[RECORDS SUPPLIED — start]
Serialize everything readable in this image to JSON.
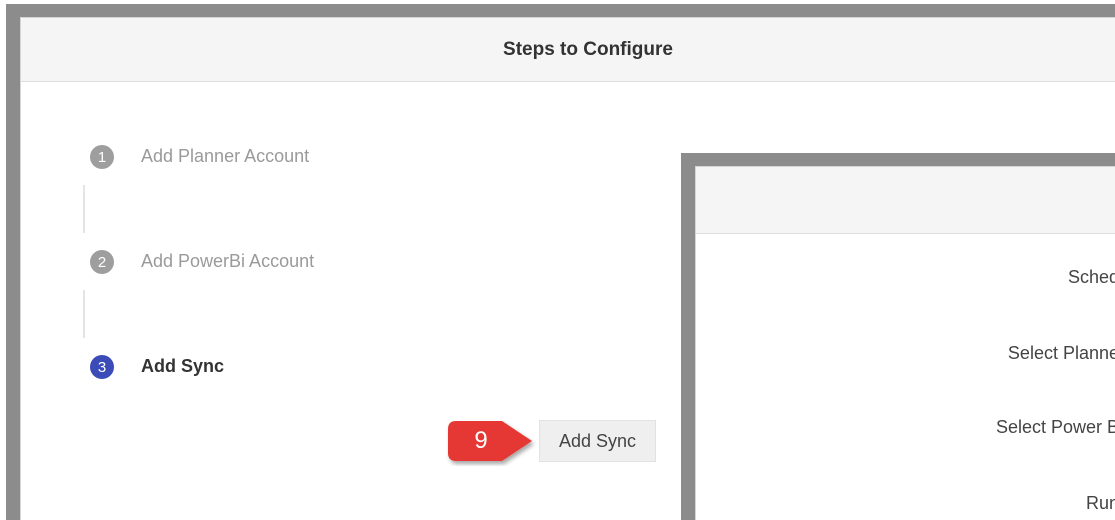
{
  "panel": {
    "title": "Steps to Configure"
  },
  "steps": [
    {
      "number": "1",
      "label": "Add Planner Account",
      "state": "completed"
    },
    {
      "number": "2",
      "label": "Add PowerBi Account",
      "state": "completed"
    },
    {
      "number": "3",
      "label": "Add Sync",
      "state": "active"
    }
  ],
  "actions": {
    "add_sync_label": "Add Sync"
  },
  "callout": {
    "number": "9",
    "color": "#e53935"
  },
  "dialog": {
    "labels": {
      "schedule": "Sched",
      "select_planner": "Select Planne",
      "select_power_bi": "Select Power B",
      "run": "Run"
    }
  },
  "colors": {
    "active_step": "#3b4cb8",
    "inactive_step": "#9e9e9e"
  }
}
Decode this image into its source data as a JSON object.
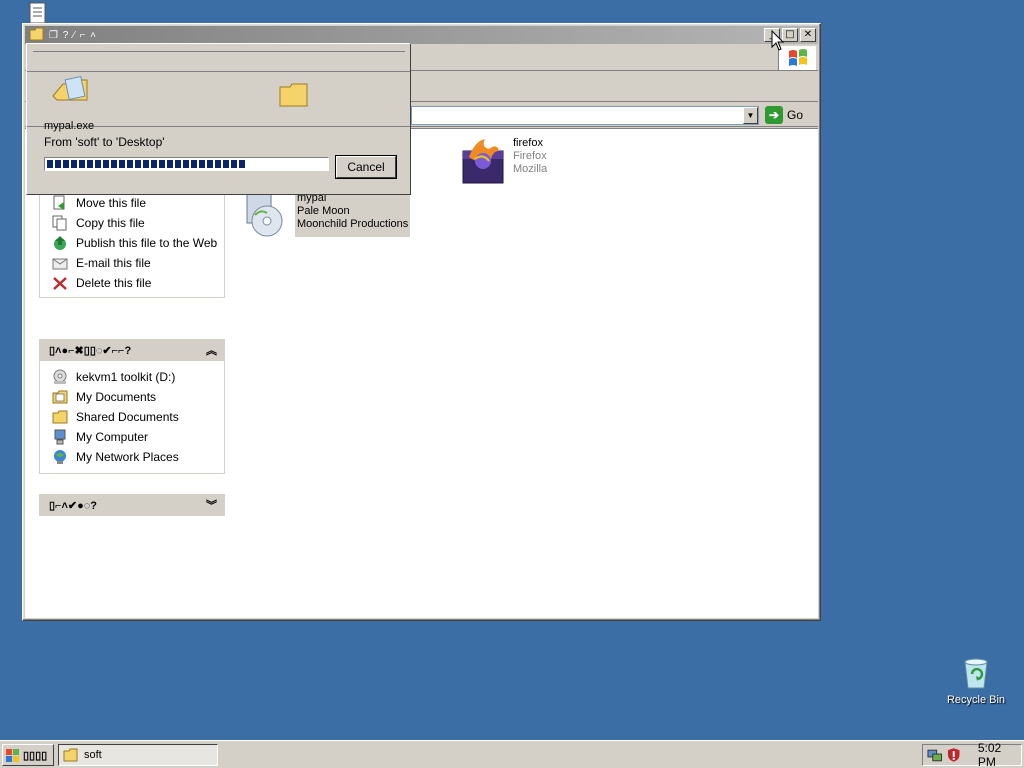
{
  "desktop": {
    "recycle_bin_label": "Recycle Bin"
  },
  "window": {
    "title_glyphs": "❐ ? ⁄ ⌐ ˄",
    "address": {
      "value": "",
      "go_label": "Go"
    },
    "file_tasks": {
      "items": [
        {
          "label": "Move this file",
          "icon": "move-icon"
        },
        {
          "label": "Copy this file",
          "icon": "copy-icon"
        },
        {
          "label": "Publish this file to the Web",
          "icon": "publish-icon"
        },
        {
          "label": "E-mail this file",
          "icon": "email-icon"
        },
        {
          "label": "Delete this file",
          "icon": "delete-icon"
        }
      ]
    },
    "other_places": {
      "header": "▯˄●⌐✖▯▯◌✔⌐⌐?",
      "items": [
        {
          "label": "kekvm1 toolkit (D:)",
          "icon": "drive-icon"
        },
        {
          "label": "My Documents",
          "icon": "documents-icon"
        },
        {
          "label": "Shared Documents",
          "icon": "folder-icon"
        },
        {
          "label": "My Computer",
          "icon": "computer-icon"
        },
        {
          "label": "My Network Places",
          "icon": "network-icon"
        }
      ]
    },
    "details": {
      "header": "▯⌐˄✔●◌?"
    },
    "files": [
      {
        "name": "firefox",
        "line2": "Firefox",
        "line3": "Mozilla"
      },
      {
        "name": "mypal",
        "line2": "Pale Moon",
        "line3": "Moonchild Productions"
      }
    ]
  },
  "copy_dialog": {
    "filename": "mypal.exe",
    "from_to": "From 'soft' to 'Desktop'",
    "progress": 0.71,
    "cancel_label": "Cancel"
  },
  "taskbar": {
    "start_label": "▯▯▯▯",
    "task_label": "soft",
    "clock": "5:02 PM"
  },
  "colors": {
    "desktop": "#3a6ea5",
    "progress": "#0a246a"
  }
}
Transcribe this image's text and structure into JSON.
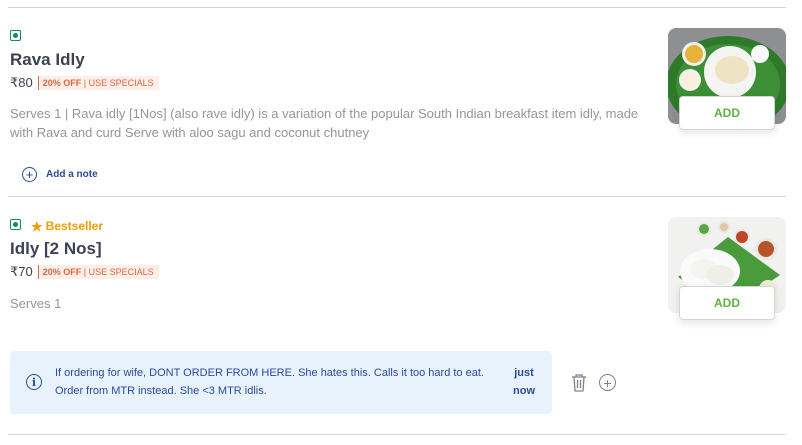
{
  "items": [
    {
      "name": "Rava Idly",
      "price": "₹80",
      "offer_pct": "20% OFF",
      "offer_text": "| USE SPECIALS",
      "description": "Serves 1 | Rava idly [1Nos] (also rave idly) is a variation of the popular South Indian breakfast item idly, made with Rava and curd Serve with aloo sagu and coconut chutney",
      "add_label": "ADD",
      "note_label": "Add a note"
    },
    {
      "badge": "Bestseller",
      "name": "Idly [2 Nos]",
      "price": "₹70",
      "offer_pct": "20% OFF",
      "offer_text": "| USE SPECIALS",
      "description": "Serves 1",
      "add_label": "ADD",
      "note": {
        "text": "If ordering for wife, DONT ORDER FROM HERE. She hates this. Calls it too hard to eat. Order from MTR instead. She <3 MTR idlis.",
        "time": "just now"
      }
    }
  ],
  "icons": {
    "veg": "veg-indicator-icon",
    "star": "star-icon",
    "add_note": "plus-circle-icon",
    "info": "info-icon",
    "delete": "trash-icon",
    "add": "plus-circle-icon"
  },
  "colors": {
    "veg_green": "#0f8a65",
    "bestseller_orange": "#ee9c00",
    "add_green": "#60b246",
    "offer_red": "#db6742",
    "note_blue": "#2a4b9b",
    "note_bg": "#e8f2fc"
  }
}
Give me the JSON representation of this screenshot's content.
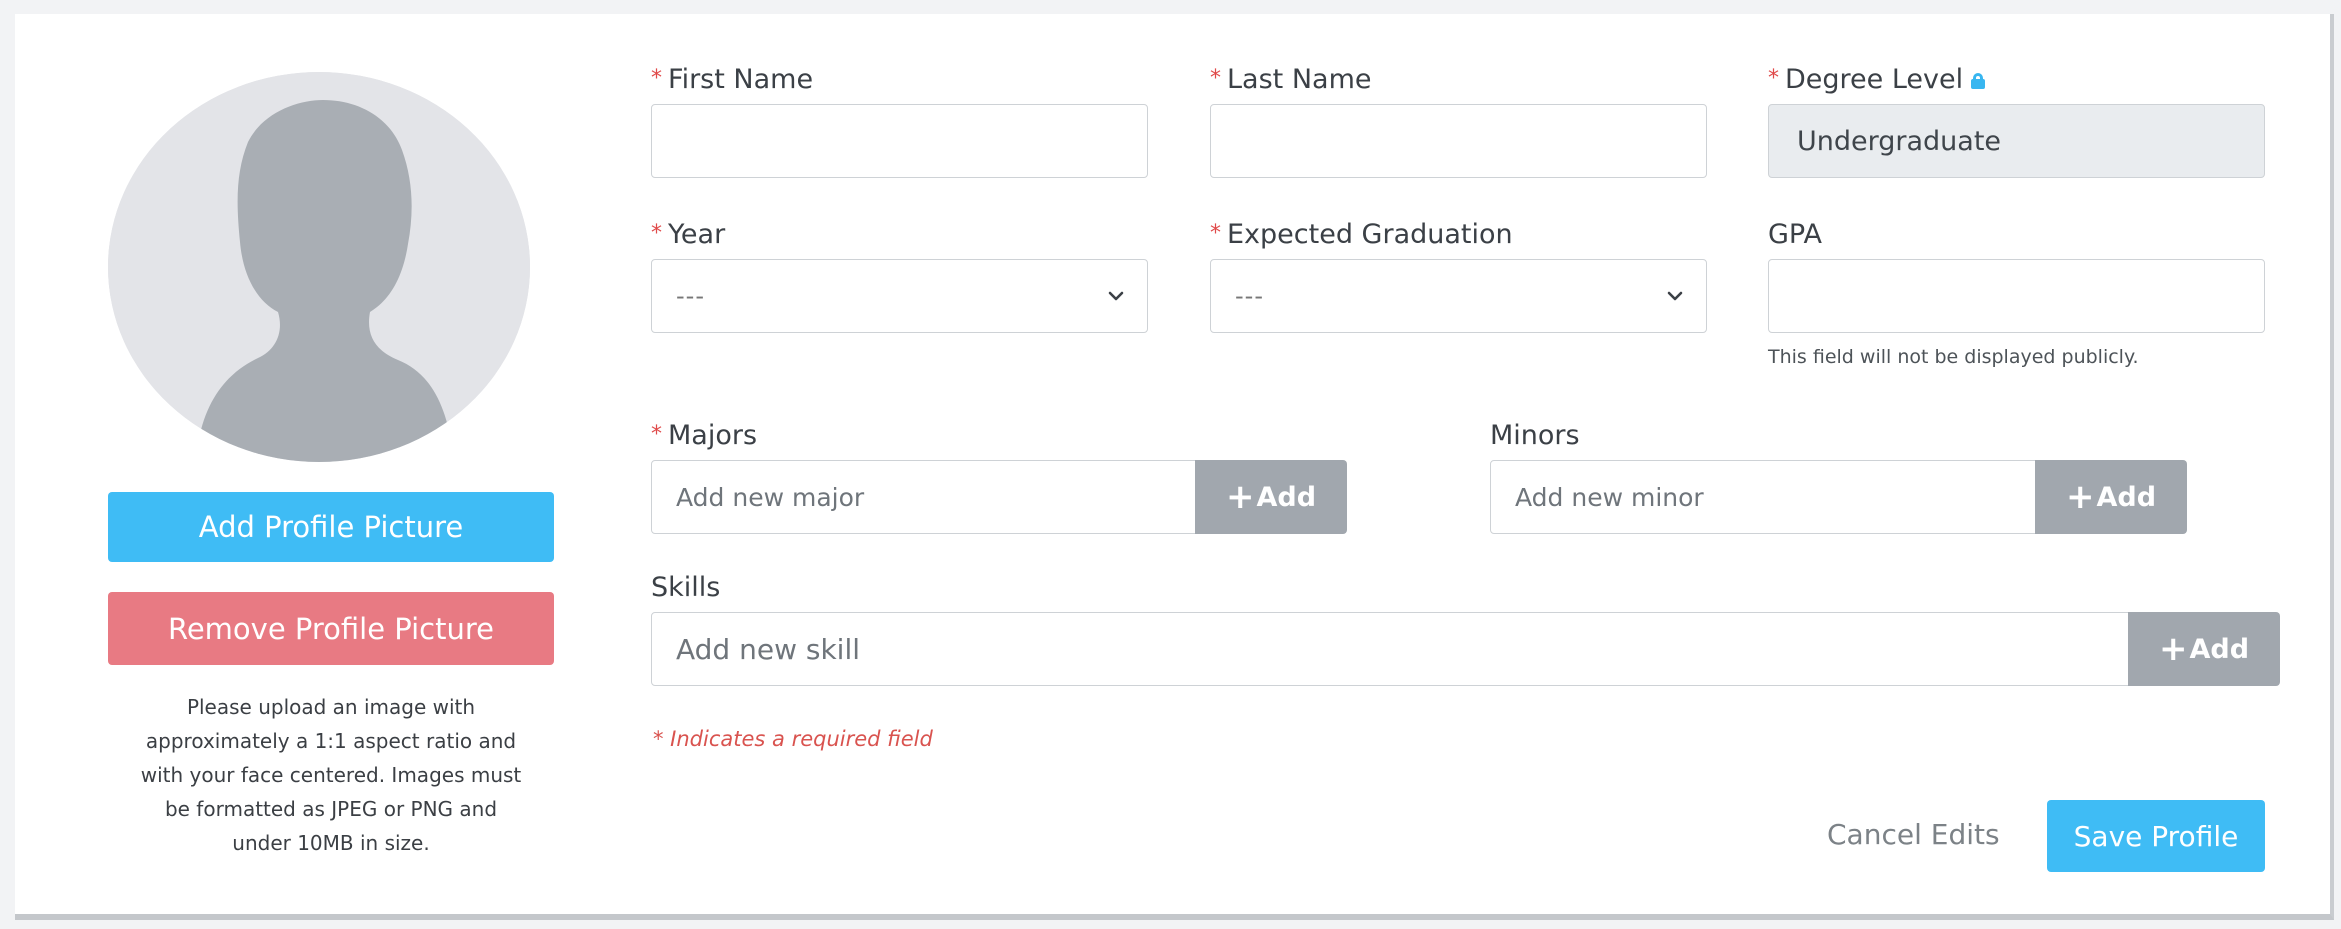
{
  "profile_picture": {
    "add_label": "Add Profile Picture",
    "remove_label": "Remove Profile Picture",
    "note": "Please upload an image with approximately a 1:1 aspect ratio and with your face centered. Images must be formatted as JPEG or PNG and under 10MB in size.",
    "note_lines": [
      "Please upload an image with",
      "approximately a 1:1 aspect ratio and",
      "with your face centered. Images must",
      "be formatted as JPEG or PNG and",
      "under 10MB in size."
    ]
  },
  "form": {
    "required_marker": "*",
    "first_name": {
      "label": "First Name",
      "value": ""
    },
    "last_name": {
      "label": "Last Name",
      "value": ""
    },
    "degree_level": {
      "label": "Degree Level",
      "value": "Undergraduate",
      "icon": "lock-icon"
    },
    "year": {
      "label": "Year",
      "selected": "---"
    },
    "expected_graduation": {
      "label": "Expected Graduation",
      "selected": "---"
    },
    "gpa": {
      "label": "GPA",
      "value": "",
      "help": "This field will not be displayed publicly."
    },
    "majors": {
      "label": "Majors",
      "placeholder": "Add new major",
      "add_label": "Add",
      "add_icon": "plus-icon"
    },
    "minors": {
      "label": "Minors",
      "placeholder": "Add new minor",
      "add_label": "Add",
      "add_icon": "plus-icon"
    },
    "skills": {
      "label": "Skills",
      "placeholder": "Add new skill",
      "add_label": "Add",
      "add_icon": "plus-icon"
    },
    "required_note": "* Indicates a required field"
  },
  "actions": {
    "cancel_label": "Cancel Edits",
    "save_label": "Save Profile"
  },
  "colors": {
    "primary": "#3fbcf5",
    "danger": "#e87a83",
    "required": "#e04a4a",
    "add_button": "#a1a7ae",
    "disabled_field": "#e9ecef"
  }
}
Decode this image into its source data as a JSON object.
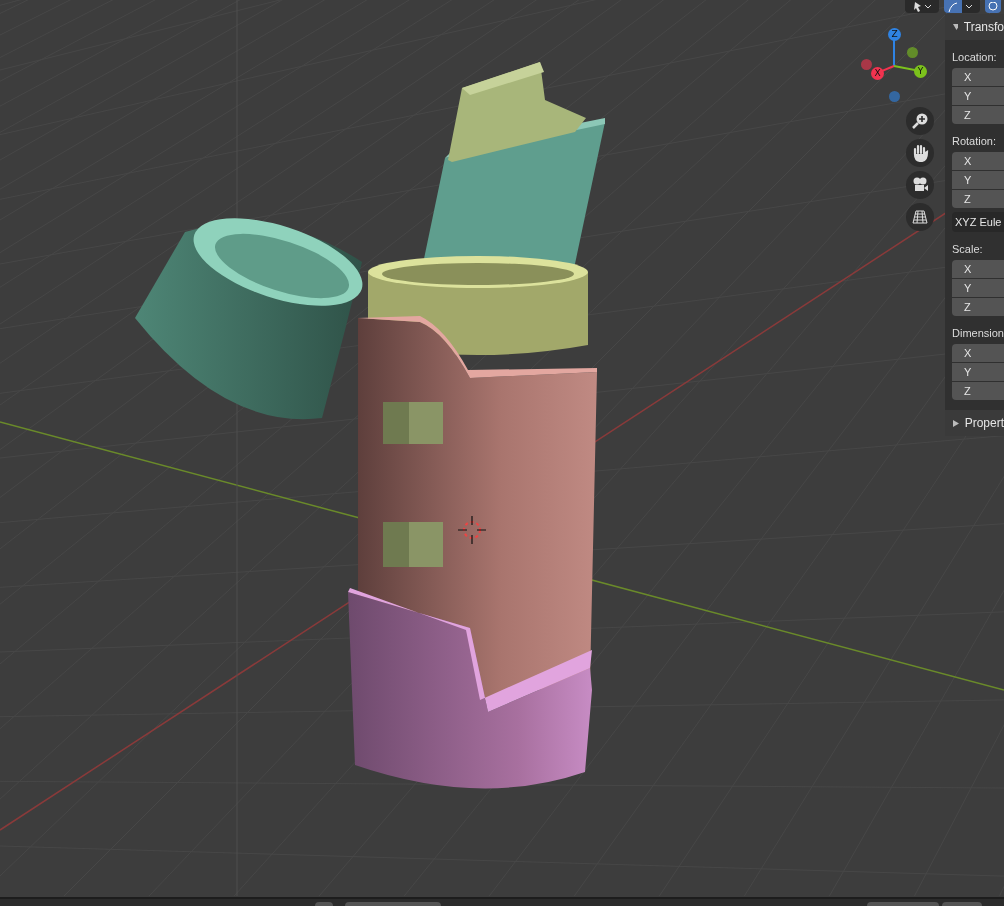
{
  "gizmo": {
    "axes": [
      {
        "label": "Z",
        "color": "#2f83e3"
      },
      {
        "label": "X",
        "color": "#f2334f"
      },
      {
        "label": "Y",
        "color": "#7cc21c"
      }
    ]
  },
  "panel": {
    "sections": [
      {
        "title": "Transfo",
        "expanded": true,
        "groups": [
          {
            "kind": "vector",
            "label": "Location:",
            "fields": [
              "X",
              "Y",
              "Z"
            ]
          },
          {
            "kind": "vector",
            "label": "Rotation:",
            "fields": [
              "X",
              "Y",
              "Z"
            ]
          },
          {
            "kind": "dropdown",
            "value": "XYZ Eule"
          },
          {
            "kind": "vector",
            "label": "Scale:",
            "fields": [
              "X",
              "Y",
              "Z"
            ]
          },
          {
            "kind": "vector",
            "label": "Dimension",
            "fields": [
              "X",
              "Y",
              "Z"
            ]
          }
        ]
      },
      {
        "title": "Propert",
        "expanded": false
      }
    ]
  }
}
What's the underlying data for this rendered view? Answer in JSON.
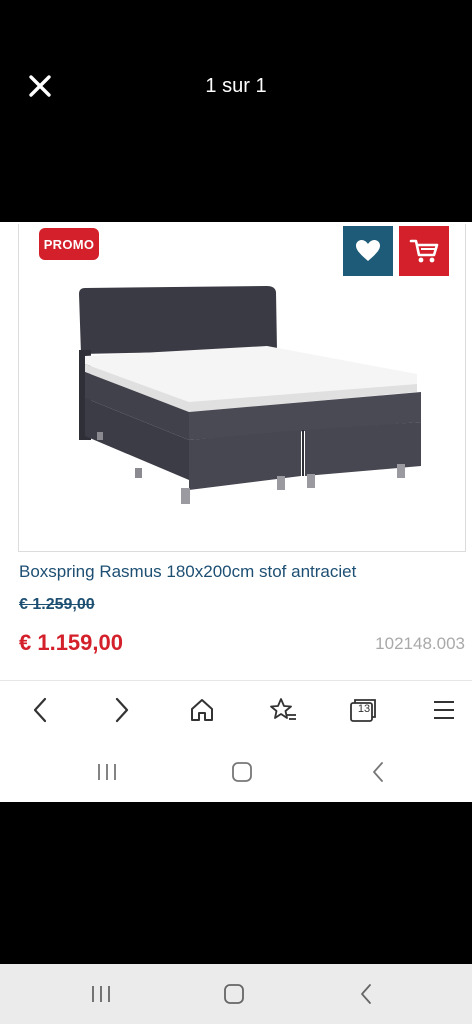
{
  "viewer": {
    "page_counter": "1 sur 1",
    "close_icon": "close-icon"
  },
  "product": {
    "badge": "PROMO",
    "title": "Boxspring Rasmus 180x200cm stof antraciet",
    "old_price": "€ 1.259,00",
    "new_price": "€ 1.159,00",
    "sku": "102148.003",
    "image_icon": "boxspring-bed-image"
  },
  "actions": {
    "wishlist_icon": "heart-icon",
    "cart_icon": "cart-icon"
  },
  "browser_nav": {
    "tab_count": "13",
    "icons": [
      "back-icon",
      "forward-icon",
      "home-icon",
      "bookmark-star-icon",
      "tabs-icon",
      "menu-icon"
    ]
  },
  "colors": {
    "accent_red": "#d3202a",
    "accent_blue": "#1d5b78",
    "title_blue": "#1d4f73",
    "sku_gray": "#a9a9a9"
  }
}
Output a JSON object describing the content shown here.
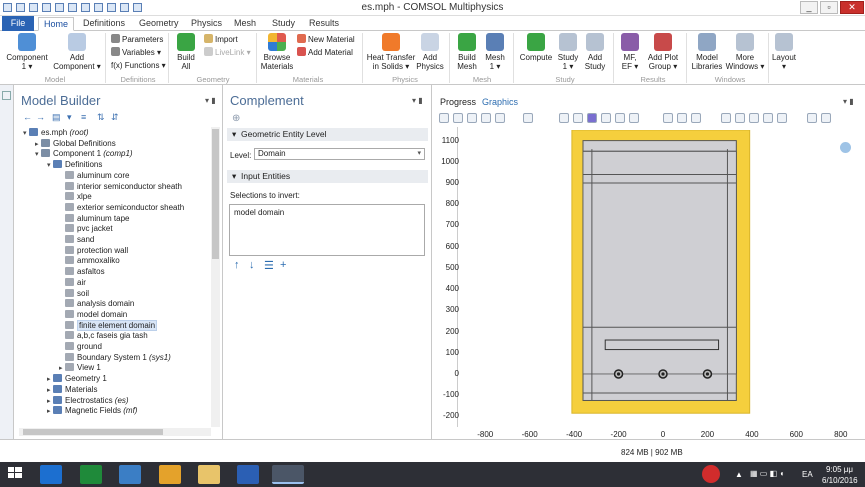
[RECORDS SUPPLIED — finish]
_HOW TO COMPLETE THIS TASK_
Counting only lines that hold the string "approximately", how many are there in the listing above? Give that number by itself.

_WRITTEN REPLY_
2